Automatic placement of containers on nodes is one of the very reasons why Kubernetes came into existence. As an administrator, you should not concern yourself with questions like which node has enough free resources to host those Pods as long as you make a good declaration for the Pod requirements. However, sometimes you have to manually interfere and override the system’s decision as to where to place Pods. In this article, we discussed several methods by which you can influence the scheduler to specific nodes more than others when deciding to deploy Pods. Let’s have a quick review of those methods:
- Node name: by adding a node’s hostname to the .spec.nodeName parameter of the Pod definition, you force this Pod to run on that specific node. Any selection algorithm used by the scheduler is ignored. This method is the least recommended.
- Node selector: by placing meaningful labels on your nodes, a Pod can use the nodeSelector parameter to specify one or more key-value label maps that must exist on the target node to get selected for running that Pod. This approach is more recommended because it adds a lot of flexibility and establishes a loosely-coupled node-pod relationship.
- Node affinity: this method adds even more flexibility when choosing which node should be considered for scheduling a particular Pod. Using Node Affinity, a Pod may strictly require to be scheduled on nodes with specific labels. It may also express some degree of preference towards particular nodes by influencing the scheduler to give them more weight.
- Pod affinity and anti-affinity: when Pod coexistence (or non-coexistence) with other Pods on the same node is essential, you can use this method.

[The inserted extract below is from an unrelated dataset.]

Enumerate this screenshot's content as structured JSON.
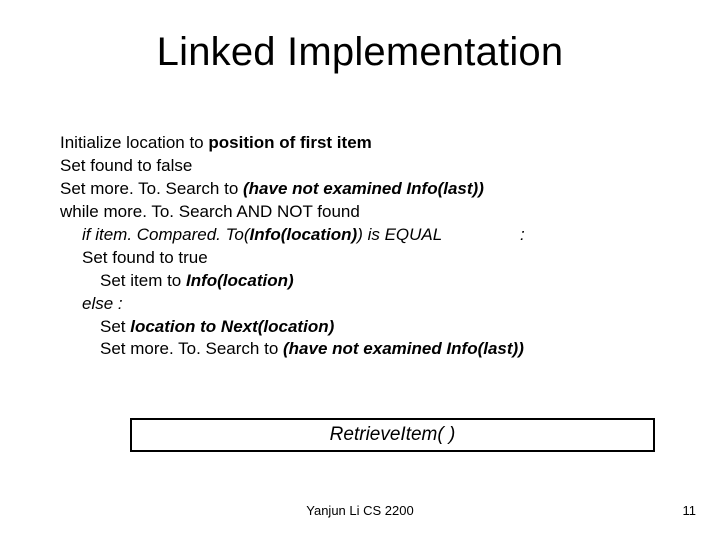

Pod affinity allows a Pod to require that it gets deployed on nodes that have Pods with specific labels running. Similarly, a Pod may force the scheduler not to place it on nodes having Pods with particular labels.
- Taints and tolerations: in this method, instead of deciding which nodes the Pod gets scheduled to, you decide which nodes should not accept any Pods at all or only selected Pods. By tainting a node, you’re instructing the scheduler not to consider this node for any Pod placement except if the Pod tolerates the taint. The toleration consists of a key, value, and the effect of the taint. Using an operator, you can decide whether the entire taint must match the toleration for a successful Pod placement or only a subset of the data must match.
Given so many methods for influencing Pod placement, you have a lot of flexibility to decide which nodes should be running your Pods. However, you should not interfere with the scheduler’s Pod placement algorithms unless strictly required.